General Manager of Angus Soft Fruits, William Houston, told The Courierthat most producers were “just about” coping, but said that most fields weren’t getting a final pick over to clear up any last fruit.
“The other big issue is that the standard of workers from Eastern Europe isn’t as good as it used to be,” he added. “If we had the same standard as even two years ago they’d all be relishing the busyness, working their guts out picking huge volumes of fruit and everyone would be happy. But there is a huge difference between the best workers who can pick 20kgs an hour and the worst at only 8kg an hour.”
Peter Marshall Fruit at Alyth said it had left 15 tonnes of strawberries and five tonnes of raspberries to rot last week because of a combination of too few pickers and an unusually long period of sunshine which meant the fruit ripened quickly. “The fruit is ripening so fast, by the time the pickers get to the end of a drill they need to start all over again,” commented the firm’s Meg Marshall.
Photo Credit: Claudette Gallant / Public Domain Pictures

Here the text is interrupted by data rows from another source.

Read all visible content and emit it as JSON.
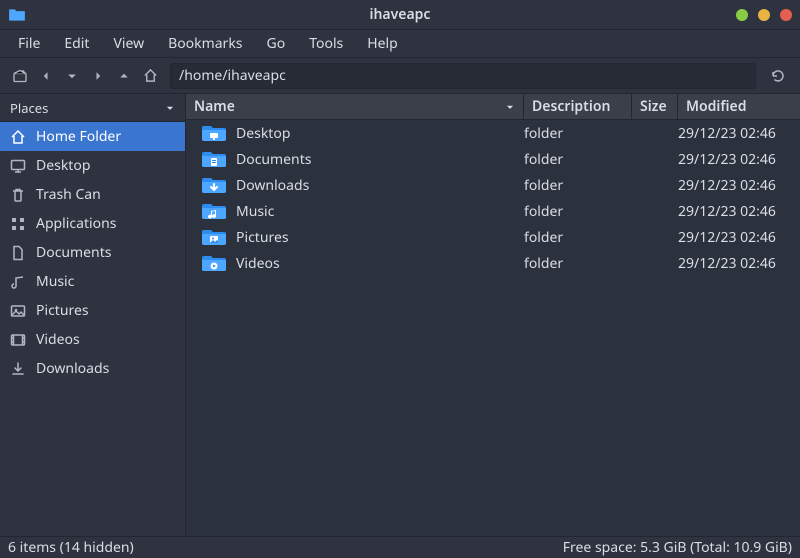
{
  "window": {
    "title": "ihaveapc"
  },
  "menu": {
    "items": [
      "File",
      "Edit",
      "View",
      "Bookmarks",
      "Go",
      "Tools",
      "Help"
    ]
  },
  "path": {
    "value": "/home/ihaveapc"
  },
  "sidebar": {
    "header": "Places",
    "items": [
      {
        "icon": "home",
        "label": "Home Folder",
        "selected": true
      },
      {
        "icon": "desktop",
        "label": "Desktop"
      },
      {
        "icon": "trash",
        "label": "Trash Can"
      },
      {
        "icon": "apps",
        "label": "Applications"
      },
      {
        "icon": "doc",
        "label": "Documents"
      },
      {
        "icon": "music",
        "label": "Music"
      },
      {
        "icon": "pictures",
        "label": "Pictures"
      },
      {
        "icon": "videos",
        "label": "Videos"
      },
      {
        "icon": "downloads",
        "label": "Downloads"
      }
    ]
  },
  "columns": {
    "name": "Name",
    "desc": "Description",
    "size": "Size",
    "mod": "Modified"
  },
  "files": [
    {
      "icon": "desktop",
      "name": "Desktop",
      "desc": "folder",
      "size": "",
      "mod": "29/12/23 02:46"
    },
    {
      "icon": "doc",
      "name": "Documents",
      "desc": "folder",
      "size": "",
      "mod": "29/12/23 02:46"
    },
    {
      "icon": "downloads",
      "name": "Downloads",
      "desc": "folder",
      "size": "",
      "mod": "29/12/23 02:46"
    },
    {
      "icon": "music",
      "name": "Music",
      "desc": "folder",
      "size": "",
      "mod": "29/12/23 02:46"
    },
    {
      "icon": "pictures",
      "name": "Pictures",
      "desc": "folder",
      "size": "",
      "mod": "29/12/23 02:46"
    },
    {
      "icon": "videos",
      "name": "Videos",
      "desc": "folder",
      "size": "",
      "mod": "29/12/23 02:46"
    }
  ],
  "status": {
    "left": "6 items (14 hidden)",
    "right": "Free space: 5.3 GiB (Total: 10.9 GiB)"
  }
}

The post Scottish soft fruit growers say produce being wasted due to lack of pickers appeared first on Hort News on 18 July 2018.
As preparations for Fruit Focus on 25th July continue, the event, which is expected to connect more than 1,300 visitors to over 120 exhibitors, says it will focus on the continued evolution of the UK fruit industry as it faces climate change, Brexit, new technology and irrigation challenges.
The event will give growers the chance to see the latest innovation in water use and irrigation in the Water Efficient Technologies (WET) Centre. Opened last year, it features a fully automated Precision Irrigation Package, which has proven to reduce the use of water, fertilisers, pesticides and energy by 20% while also delivering up to a 10% increase in strawberry yields. With new abstraction licenses on the horizon, the area is sure to be popular.
Event hosts NIAB EMR will also be holding a forum looking at precision growing of soft fruit, encompassing new innovations and technologies to enhance crop productivity, resilience and quality. The ever-popular research tours will include the research vineyard, WET centre and concept pear orchard. “NIAB EMR’s showpiece demonstration feature, the WET Centre, is in its first full year of production, and we are anticipating a heavy crop of Malling™ Centenary,” comments Prof Mario Caccamo, managing director at NIAB EMR.
Other attractions include the NFU Forum and tours looking at strawberry pollination and the ‘concept pear orchard.’ Tickets are on sale now.
Photo Credit: Fruit Focus
The post Industry getting ready for Fruit Focus appeared first on Hort News on 21 June 2018.